For years, the message from TV networks has been clear: They're willing to put a lot of free content online, but they don't want you to watch it on your TV. There have been numerous workarounds over the years, and the latest is PLAiR ($99, available at plair.com) -- a stick-like device designed to stream free Web video wirelessly, straight from smartphones, tablets, and Chrome browsers to your TV. It also cleverly doesn't rely on your computer to do any video processing, so as soon as you start playing the clip, you're free to shut down your laptop.
It's a neat-looking device and an intriguing concept, but it just doesn't work very well in practice. Many Web videos don't work at all, others work with distracting menu overlays, and even those that work the best often run into frustrating playback glitches. Web content on tablets and smartphones is limited to sources that PLAiR curates, which often ends up being clips rather than full episodes. PLAiR also doesn't work with high-quality subscription services like Netflix, Hulu Plus, and HBO Go, all of which work on the competing $99and .
PLAiR as a concept has some merit, and its form factor is interesting, but it needs a lot more work to earn a space on your TV's back panel.
Design: Quirky, but cheap feeling
PLAiR is a quirky-looking device. It has a familiar "USB drive"-like design, reminiscent of the Roku Streaming Stick, but its sleek teardrop shape and colorful cases gives it a neat visual flair. My review sample came in magenta, but PLAiR is also available in teal and black.
The visual appeal wanes once you get the device in your hands, though.
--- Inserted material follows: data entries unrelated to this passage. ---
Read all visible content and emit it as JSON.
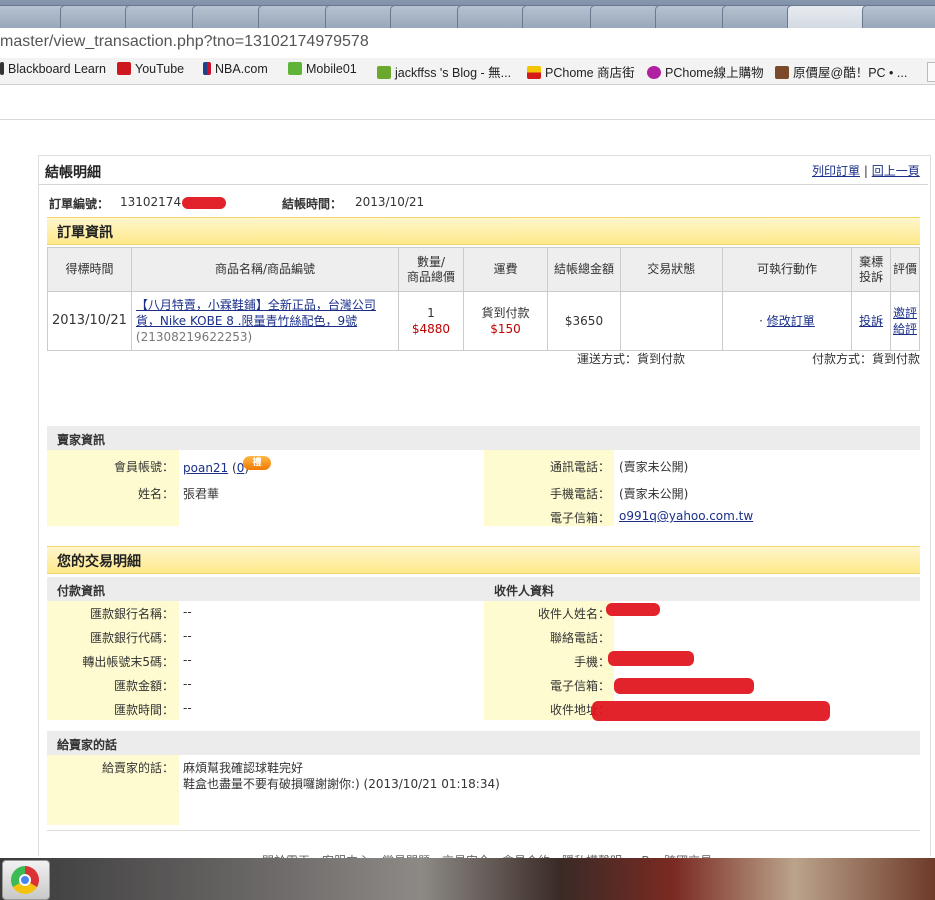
{
  "browser": {
    "address": "master/view_transaction.php?tno=13102174979578",
    "bookmarks": [
      {
        "label": "Blackboard Learn",
        "icon": "blackboard-icon"
      },
      {
        "label": "YouTube",
        "icon": "youtube-icon"
      },
      {
        "label": "NBA.com",
        "icon": "nba-icon"
      },
      {
        "label": "Mobile01",
        "icon": "mobile01-icon"
      },
      {
        "label": "jackffss 's Blog - 無...",
        "icon": "blog-icon"
      },
      {
        "label": "PChome 商店街",
        "icon": "pchome-icon"
      },
      {
        "label": "PChome線上購物",
        "icon": "pchome-shop-icon"
      },
      {
        "label": "原價屋@酷！PC • ...",
        "icon": "coolpc-icon"
      }
    ]
  },
  "page": {
    "title": "結帳明細",
    "print_link": "列印訂單",
    "back_link": "回上一頁",
    "separator": "|"
  },
  "order_meta": {
    "order_no_label": "訂單編號：",
    "order_no_value": "13102174",
    "checkout_time_label": "結帳時間：",
    "checkout_time_value": "2013/10/21"
  },
  "order_section": {
    "title": "訂單資訊",
    "headers": [
      "得標時間",
      "商品名稱/商品編號",
      "數量/\n商品總價",
      "運費",
      "結帳總金額",
      "交易狀態",
      "可執行動作",
      "棄標\n投訴",
      "評價"
    ],
    "row": {
      "won_time": "2013/10/21",
      "product_name": "【八月特賣，小霖鞋鋪】全新正品，台灣公司貨，Nike KOBE 8 .限量青竹絲配色，9號",
      "product_no": "(21308219622253)",
      "qty": "1",
      "total": "$4880",
      "shipping_text": "貨到付款",
      "shipping_fee": "$150",
      "grand_total": "$3650",
      "status": "",
      "action": "修改訂單",
      "complaint": "投訴",
      "review": "邀評給評"
    },
    "delivery_method": "運送方式：貨到付款",
    "payment_method": "付款方式：貨到付款"
  },
  "seller_section": {
    "title": "賣家資訊",
    "account_label": "會員帳號：",
    "account_value": "poan21",
    "account_score": "0",
    "badge": "禮",
    "name_label": "姓名：",
    "name_value": "張君華",
    "phone_label": "通訊電話：",
    "phone_value": "(賣家未公開)",
    "mobile_label": "手機電話：",
    "mobile_value": "(賣家未公開)",
    "email_label": "電子信箱：",
    "email_value": "o991q@yahoo.com.tw"
  },
  "transaction_section": {
    "title": "您的交易明細",
    "payment_head": "付款資訊",
    "receiver_head": "收件人資料",
    "payment_rows": [
      {
        "label": "匯款銀行名稱：",
        "value": "--"
      },
      {
        "label": "匯款銀行代碼：",
        "value": "--"
      },
      {
        "label": "轉出帳號末5碼：",
        "value": "--"
      },
      {
        "label": "匯款金額：",
        "value": "--"
      },
      {
        "label": "匯款時間：",
        "value": "--"
      }
    ],
    "receiver_rows": [
      {
        "label": "收件人姓名："
      },
      {
        "label": "聯絡電話："
      },
      {
        "label": "手機："
      },
      {
        "label": "電子信箱："
      },
      {
        "label": "收件地址："
      }
    ]
  },
  "message_section": {
    "title": "給賣家的話",
    "label": "給賣家的話：",
    "line1": "麻煩幫我確認球鞋完好",
    "line2": "鞋盒也盡量不要有破損囉謝謝你:) (2013/10/21 01:18:34)"
  },
  "footer": {
    "text": "關於露天　客服中心　常見問題　交易安全　會員合約　隱私權聲明　eBay跨國交易"
  }
}
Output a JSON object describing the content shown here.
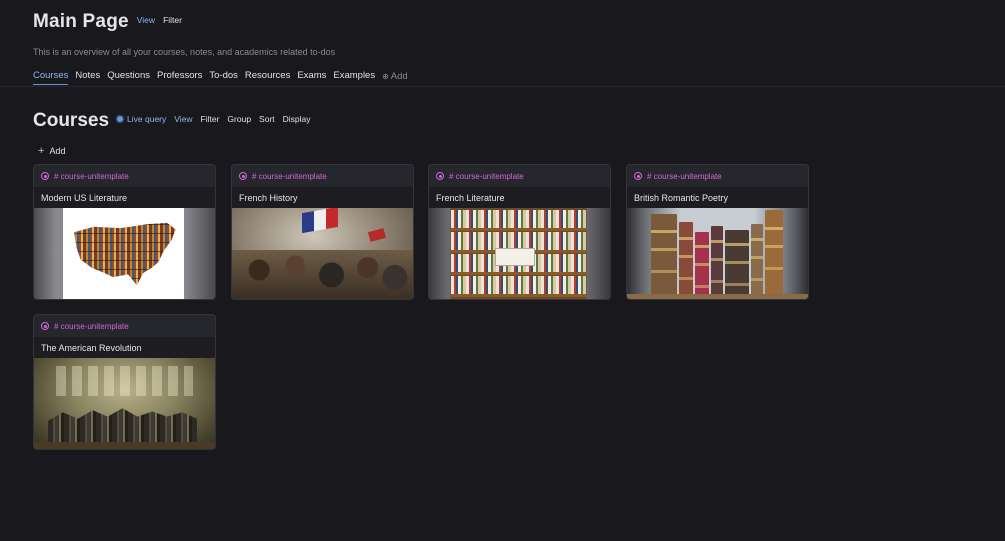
{
  "header": {
    "title": "Main Page",
    "view_label": "View",
    "filter_label": "Filter",
    "subtitle": "This is an overview of all your courses, notes, and academics related to-dos"
  },
  "tabs": [
    {
      "label": "Courses",
      "active": true
    },
    {
      "label": "Notes"
    },
    {
      "label": "Questions"
    },
    {
      "label": "Professors"
    },
    {
      "label": "To-dos"
    },
    {
      "label": "Resources"
    },
    {
      "label": "Exams"
    },
    {
      "label": "Examples"
    }
  ],
  "tab_add_label": "Add",
  "section": {
    "title": "Courses",
    "live_query_label": "Live query",
    "view_label": "View",
    "filter_label": "Filter",
    "group_label": "Group",
    "sort_label": "Sort",
    "display_label": "Display",
    "add_label": "Add"
  },
  "cards": [
    {
      "tag": "# course-unitemplate",
      "name": "Modern US Literature",
      "image": "us-map-of-books"
    },
    {
      "tag": "# course-unitemplate",
      "name": "French History",
      "image": "liberty-leading-painting"
    },
    {
      "tag": "# course-unitemplate",
      "name": "French Literature",
      "image": "bookshop-shelves"
    },
    {
      "tag": "# course-unitemplate",
      "name": "British Romantic Poetry",
      "image": "antique-books"
    },
    {
      "tag": "# course-unitemplate",
      "name": "The American Revolution",
      "image": "declaration-painting"
    }
  ],
  "colors": {
    "background": "#18181d",
    "accent": "#8fb6f0",
    "tag": "#d268d8"
  }
}
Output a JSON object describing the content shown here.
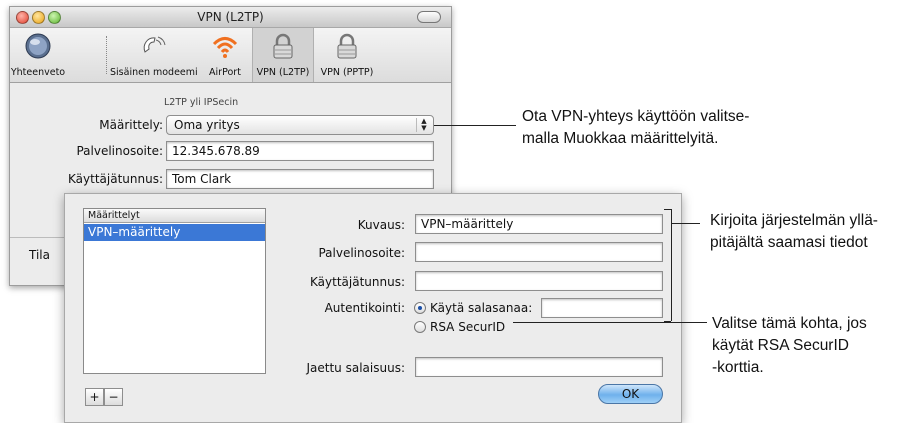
{
  "window": {
    "title": "VPN (L2TP)"
  },
  "toolbar": {
    "items": [
      {
        "label": "Yhteenveto",
        "icon": "globe-icon"
      },
      {
        "label": "Sisäinen modeemi",
        "icon": "phone-icon"
      },
      {
        "label": "AirPort",
        "icon": "wifi-icon"
      },
      {
        "label": "VPN (L2TP)",
        "icon": "lock-icon"
      },
      {
        "label": "VPN (PPTP)",
        "icon": "lock-icon"
      }
    ],
    "selected": "VPN (L2TP)"
  },
  "main": {
    "section_caption": "L2TP yli IPSecin",
    "config_label": "Määrittely:",
    "config_value": "Oma yritys",
    "server_label": "Palvelinosoite:",
    "server_value": "12.345.678.89",
    "user_label": "Käyttäjätunnus:",
    "user_value": "Tom Clark",
    "status_label": "Tila"
  },
  "sheet": {
    "list_header": "Määrittelyt",
    "list_items": [
      "VPN–määrittely"
    ],
    "add_label": "+",
    "remove_label": "−",
    "description_label": "Kuvaus:",
    "description_value": "VPN–määrittely",
    "server_label": "Palvelinosoite:",
    "server_value": "",
    "user_label": "Käyttäjätunnus:",
    "user_value": "",
    "auth_label": "Autentikointi:",
    "auth_password_label": "Käytä salasanaa:",
    "auth_password_value": "",
    "auth_securid_label": "RSA SecurID",
    "auth_selected": "password",
    "shared_secret_label": "Jaettu salaisuus:",
    "shared_secret_value": "",
    "ok_label": "OK"
  },
  "callouts": {
    "config": [
      "Ota VPN-yhteys käyttöön valitse-",
      "malla Muokkaa määrittelyitä."
    ],
    "admin_info": [
      "Kirjoita järjestelmän yllä-",
      "pitäjältä saamasi tiedot"
    ],
    "securid": [
      "Valitse tämä kohta, jos",
      "käytät RSA SecurID",
      "-korttia."
    ]
  },
  "colors": {
    "selection": "#3b78d6",
    "ok_button": "#6fb1ec",
    "airport_orange": "#f07020"
  }
}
The build quality veers toward feeling cheap, with the plastic casing giving the impression of being less than solid. In fact, when I initially pulled PLAiR out of its casing, the device's case split apart and that wasn't the last time that the plastic case didn't feel secure.
The shoddy casing isn't much of a problem if you permanently park PLAiR behind your TV, but it does put a slight damper on the device's portability. PLAiR's ultracompact design makes it easy to throw in a bag, but I'm not confident it would hold up well in long-term use for travelers.
Setup: A streaming box without a box
Popping off the black cover reveals PLAiR's HDMI plug, designed to slide right into a spare port on your TV. The only issue is that, unlike USB or MHL, HDMI ports don't provide much power, so PLAiR requires a separate power source.
The tiny micro-USB port on the side of PLAiR is what powers the device and it draws power either directly from a power outlet using the included adapter or from your TV's USB port, if it has one. The extra cable certainly spoils quite a bit of the sleekness that the "just a stick" design implies and that PLAiR tacitly encourages with its marketing materials, which rarely show the power cable. (PLAiR says it's working on an MHL-compatible model that wouldn't need a separate power cable.)
More frustrating was that PLAiR's careless construction made it tough to actually get it powered on. The problem is the micro-USB port just didn't quite align with the opening in casing, making it difficult to get the USB plug in there. It's possible that I got a bad unit and that others work fine, but again, the overall build quality isn't reassuring.
Once I got the device physically installed, setup went a lot better. The onscreen instructions are simple, and after only a little fussing it connected to both my laptop and iPad.
The only glitch I ran into was using my dual-band router, which is configured with separately-named 2.4GHz and 5GHz networks. PLAiR doesn't support 5GHz networks and requires the device to be on the same wireless network, so I had to reconfigure all my devices to use the more crowded 2.4GHz network. Dual-band support would have been a nice for a device that relies so much on wireless streaming; Roku supports dual-band in both of its $99 streamers, including the Streaming Stick.
Content: Limited section, glitchy playback
Streaming from tablets and smartphones is done strictly via the PLAiR app, which offers curated content from various Web sources. At first glance it looks promising, with high-profile shows like "Conan" and "The Colbert Report", but that fades quickly once you figure out you're limited to clips, rather than full episodes.